> **EXERCISE INSTRUCTIONS**: From the entries, copy out every line in which the word "ديسمبر" is found.

> **DATA RECORDS**:
◇ ◇ ◇ ◇ ◇ ◇ ◇

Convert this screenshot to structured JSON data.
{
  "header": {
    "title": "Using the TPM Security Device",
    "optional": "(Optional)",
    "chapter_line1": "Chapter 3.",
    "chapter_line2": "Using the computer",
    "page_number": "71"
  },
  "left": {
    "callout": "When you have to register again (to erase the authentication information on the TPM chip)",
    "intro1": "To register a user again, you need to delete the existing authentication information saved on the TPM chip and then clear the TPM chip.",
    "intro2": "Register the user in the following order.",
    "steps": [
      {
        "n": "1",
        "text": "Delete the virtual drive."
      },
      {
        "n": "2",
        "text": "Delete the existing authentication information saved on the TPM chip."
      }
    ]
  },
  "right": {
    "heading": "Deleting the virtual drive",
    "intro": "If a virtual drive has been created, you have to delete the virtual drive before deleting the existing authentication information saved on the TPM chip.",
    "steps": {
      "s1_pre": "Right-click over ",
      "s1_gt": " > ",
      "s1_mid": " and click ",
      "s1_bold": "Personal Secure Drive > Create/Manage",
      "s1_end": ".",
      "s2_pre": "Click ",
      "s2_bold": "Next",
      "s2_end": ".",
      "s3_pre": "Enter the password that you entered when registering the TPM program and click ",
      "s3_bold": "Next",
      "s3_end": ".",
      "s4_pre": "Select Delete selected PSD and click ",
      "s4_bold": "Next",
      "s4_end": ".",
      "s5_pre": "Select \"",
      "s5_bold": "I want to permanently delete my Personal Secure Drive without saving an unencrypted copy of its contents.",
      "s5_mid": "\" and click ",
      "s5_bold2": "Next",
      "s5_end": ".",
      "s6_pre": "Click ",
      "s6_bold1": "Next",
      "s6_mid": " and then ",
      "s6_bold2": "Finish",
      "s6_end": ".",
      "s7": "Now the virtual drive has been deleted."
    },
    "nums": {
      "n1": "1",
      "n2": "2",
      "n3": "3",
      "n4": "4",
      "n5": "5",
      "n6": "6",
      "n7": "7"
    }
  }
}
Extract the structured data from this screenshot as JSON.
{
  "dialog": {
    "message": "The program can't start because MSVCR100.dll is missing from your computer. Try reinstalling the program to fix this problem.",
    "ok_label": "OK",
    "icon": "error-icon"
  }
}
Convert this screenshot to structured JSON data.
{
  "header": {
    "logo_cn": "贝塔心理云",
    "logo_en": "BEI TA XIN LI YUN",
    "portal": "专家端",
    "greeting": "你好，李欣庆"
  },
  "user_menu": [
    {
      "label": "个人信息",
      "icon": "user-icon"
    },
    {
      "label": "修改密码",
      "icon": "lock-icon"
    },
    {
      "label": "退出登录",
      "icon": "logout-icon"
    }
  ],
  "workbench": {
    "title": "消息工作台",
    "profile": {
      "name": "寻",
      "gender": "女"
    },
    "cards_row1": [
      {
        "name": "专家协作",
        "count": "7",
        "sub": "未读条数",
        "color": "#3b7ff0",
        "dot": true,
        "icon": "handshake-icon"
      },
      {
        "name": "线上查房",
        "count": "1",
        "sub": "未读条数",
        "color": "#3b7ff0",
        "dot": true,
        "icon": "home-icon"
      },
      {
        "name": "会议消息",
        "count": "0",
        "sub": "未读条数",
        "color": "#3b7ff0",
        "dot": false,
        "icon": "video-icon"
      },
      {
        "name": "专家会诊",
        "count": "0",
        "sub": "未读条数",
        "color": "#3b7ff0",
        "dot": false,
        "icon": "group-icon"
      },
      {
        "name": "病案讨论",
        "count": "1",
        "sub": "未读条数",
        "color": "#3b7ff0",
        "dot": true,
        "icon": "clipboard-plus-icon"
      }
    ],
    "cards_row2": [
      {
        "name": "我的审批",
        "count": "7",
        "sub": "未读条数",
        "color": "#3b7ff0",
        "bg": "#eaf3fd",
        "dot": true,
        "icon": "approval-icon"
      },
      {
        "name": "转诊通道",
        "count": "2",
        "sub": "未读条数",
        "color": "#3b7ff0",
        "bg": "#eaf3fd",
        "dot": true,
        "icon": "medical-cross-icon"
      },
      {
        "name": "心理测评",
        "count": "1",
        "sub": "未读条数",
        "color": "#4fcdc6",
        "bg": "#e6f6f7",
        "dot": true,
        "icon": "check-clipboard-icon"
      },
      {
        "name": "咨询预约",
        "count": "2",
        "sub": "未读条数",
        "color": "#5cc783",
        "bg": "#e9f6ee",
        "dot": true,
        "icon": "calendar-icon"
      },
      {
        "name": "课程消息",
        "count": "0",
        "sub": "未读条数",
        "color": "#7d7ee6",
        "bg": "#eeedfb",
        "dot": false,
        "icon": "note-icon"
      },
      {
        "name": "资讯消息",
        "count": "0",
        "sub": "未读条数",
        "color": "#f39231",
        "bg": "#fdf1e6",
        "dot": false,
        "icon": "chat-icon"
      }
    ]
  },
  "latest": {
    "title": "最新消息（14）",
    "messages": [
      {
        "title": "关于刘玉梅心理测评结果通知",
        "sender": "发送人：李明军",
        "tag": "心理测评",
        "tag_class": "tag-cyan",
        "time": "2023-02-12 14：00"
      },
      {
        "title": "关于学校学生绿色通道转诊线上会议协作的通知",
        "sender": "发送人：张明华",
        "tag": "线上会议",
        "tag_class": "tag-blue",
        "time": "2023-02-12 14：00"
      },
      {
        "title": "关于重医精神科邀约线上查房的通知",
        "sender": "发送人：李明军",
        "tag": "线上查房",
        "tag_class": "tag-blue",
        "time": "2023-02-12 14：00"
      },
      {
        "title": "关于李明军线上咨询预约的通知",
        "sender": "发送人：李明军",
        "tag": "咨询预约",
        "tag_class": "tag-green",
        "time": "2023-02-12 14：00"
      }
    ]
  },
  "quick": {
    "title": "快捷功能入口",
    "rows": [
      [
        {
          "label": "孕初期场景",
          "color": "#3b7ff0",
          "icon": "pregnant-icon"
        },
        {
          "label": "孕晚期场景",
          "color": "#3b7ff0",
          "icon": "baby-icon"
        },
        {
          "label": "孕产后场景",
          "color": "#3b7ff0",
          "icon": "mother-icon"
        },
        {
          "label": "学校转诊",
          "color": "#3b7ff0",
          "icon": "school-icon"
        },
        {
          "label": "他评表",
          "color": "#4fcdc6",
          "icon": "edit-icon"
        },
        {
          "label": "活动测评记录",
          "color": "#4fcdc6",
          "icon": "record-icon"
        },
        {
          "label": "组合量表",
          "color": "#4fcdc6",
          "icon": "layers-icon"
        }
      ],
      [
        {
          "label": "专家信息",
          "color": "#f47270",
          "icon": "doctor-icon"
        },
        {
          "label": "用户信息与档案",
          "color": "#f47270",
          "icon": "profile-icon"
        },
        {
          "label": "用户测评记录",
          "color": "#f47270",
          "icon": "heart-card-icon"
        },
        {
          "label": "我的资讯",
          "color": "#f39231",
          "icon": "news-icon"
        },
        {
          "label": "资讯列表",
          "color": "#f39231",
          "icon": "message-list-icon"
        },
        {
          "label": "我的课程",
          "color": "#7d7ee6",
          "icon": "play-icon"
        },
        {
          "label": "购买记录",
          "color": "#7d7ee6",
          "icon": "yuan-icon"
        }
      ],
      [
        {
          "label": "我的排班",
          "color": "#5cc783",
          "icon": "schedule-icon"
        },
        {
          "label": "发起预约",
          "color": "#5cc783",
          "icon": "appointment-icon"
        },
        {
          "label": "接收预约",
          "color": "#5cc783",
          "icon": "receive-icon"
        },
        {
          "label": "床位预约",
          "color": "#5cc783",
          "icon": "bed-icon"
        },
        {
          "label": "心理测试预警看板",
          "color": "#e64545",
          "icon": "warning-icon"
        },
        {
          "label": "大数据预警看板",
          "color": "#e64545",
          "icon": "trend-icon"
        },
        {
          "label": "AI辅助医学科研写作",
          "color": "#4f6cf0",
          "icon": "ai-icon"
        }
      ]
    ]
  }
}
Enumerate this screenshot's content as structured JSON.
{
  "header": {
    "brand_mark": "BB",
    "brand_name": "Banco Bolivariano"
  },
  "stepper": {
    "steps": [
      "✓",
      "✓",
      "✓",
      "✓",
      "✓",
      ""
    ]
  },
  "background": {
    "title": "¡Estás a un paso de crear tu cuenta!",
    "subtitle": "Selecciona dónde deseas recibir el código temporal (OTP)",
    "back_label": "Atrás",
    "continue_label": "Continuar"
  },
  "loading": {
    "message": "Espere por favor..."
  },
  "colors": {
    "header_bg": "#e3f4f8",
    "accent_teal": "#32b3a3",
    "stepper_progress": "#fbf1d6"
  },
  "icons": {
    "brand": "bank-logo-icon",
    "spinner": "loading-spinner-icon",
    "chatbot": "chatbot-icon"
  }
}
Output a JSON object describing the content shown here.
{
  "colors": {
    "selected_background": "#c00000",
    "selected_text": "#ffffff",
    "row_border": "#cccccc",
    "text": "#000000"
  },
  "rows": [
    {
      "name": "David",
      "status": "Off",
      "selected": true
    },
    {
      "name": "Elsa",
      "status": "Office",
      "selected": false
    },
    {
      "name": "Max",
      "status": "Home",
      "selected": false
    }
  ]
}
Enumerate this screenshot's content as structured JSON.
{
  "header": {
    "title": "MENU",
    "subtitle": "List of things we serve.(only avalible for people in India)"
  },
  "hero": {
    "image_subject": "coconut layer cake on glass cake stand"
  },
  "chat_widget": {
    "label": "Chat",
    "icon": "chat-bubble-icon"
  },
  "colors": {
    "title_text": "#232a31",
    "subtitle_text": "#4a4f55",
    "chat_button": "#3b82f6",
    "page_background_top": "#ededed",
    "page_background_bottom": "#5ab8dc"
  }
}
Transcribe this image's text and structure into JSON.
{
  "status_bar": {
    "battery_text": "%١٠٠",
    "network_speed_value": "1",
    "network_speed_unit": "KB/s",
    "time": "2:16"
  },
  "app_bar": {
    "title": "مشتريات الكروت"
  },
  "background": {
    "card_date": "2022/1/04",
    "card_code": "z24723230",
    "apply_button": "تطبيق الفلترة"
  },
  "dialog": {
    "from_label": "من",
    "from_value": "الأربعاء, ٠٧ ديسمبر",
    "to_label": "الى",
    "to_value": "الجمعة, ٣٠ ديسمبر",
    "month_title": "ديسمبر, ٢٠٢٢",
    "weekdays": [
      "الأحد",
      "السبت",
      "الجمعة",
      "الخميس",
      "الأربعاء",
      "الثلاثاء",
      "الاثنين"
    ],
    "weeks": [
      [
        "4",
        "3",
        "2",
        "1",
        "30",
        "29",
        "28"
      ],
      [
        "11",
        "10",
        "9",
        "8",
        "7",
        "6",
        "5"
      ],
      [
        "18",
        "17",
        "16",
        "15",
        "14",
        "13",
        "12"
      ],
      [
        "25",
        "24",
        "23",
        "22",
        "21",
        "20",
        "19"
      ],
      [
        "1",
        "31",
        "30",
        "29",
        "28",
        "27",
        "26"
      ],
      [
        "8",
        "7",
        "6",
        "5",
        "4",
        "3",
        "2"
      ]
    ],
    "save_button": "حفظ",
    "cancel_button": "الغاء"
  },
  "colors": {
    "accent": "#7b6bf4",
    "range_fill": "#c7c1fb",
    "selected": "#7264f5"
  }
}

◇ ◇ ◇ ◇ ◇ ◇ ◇

> **RESPONSE TO THE EXERCISE**:
    "from_value": "الأربعاء, ٠٧ ديسمبر",
    "to_value": "الجمعة, ٣٠ ديسمبر",
    "month_title": "ديسمبر, ٢٠٢٢",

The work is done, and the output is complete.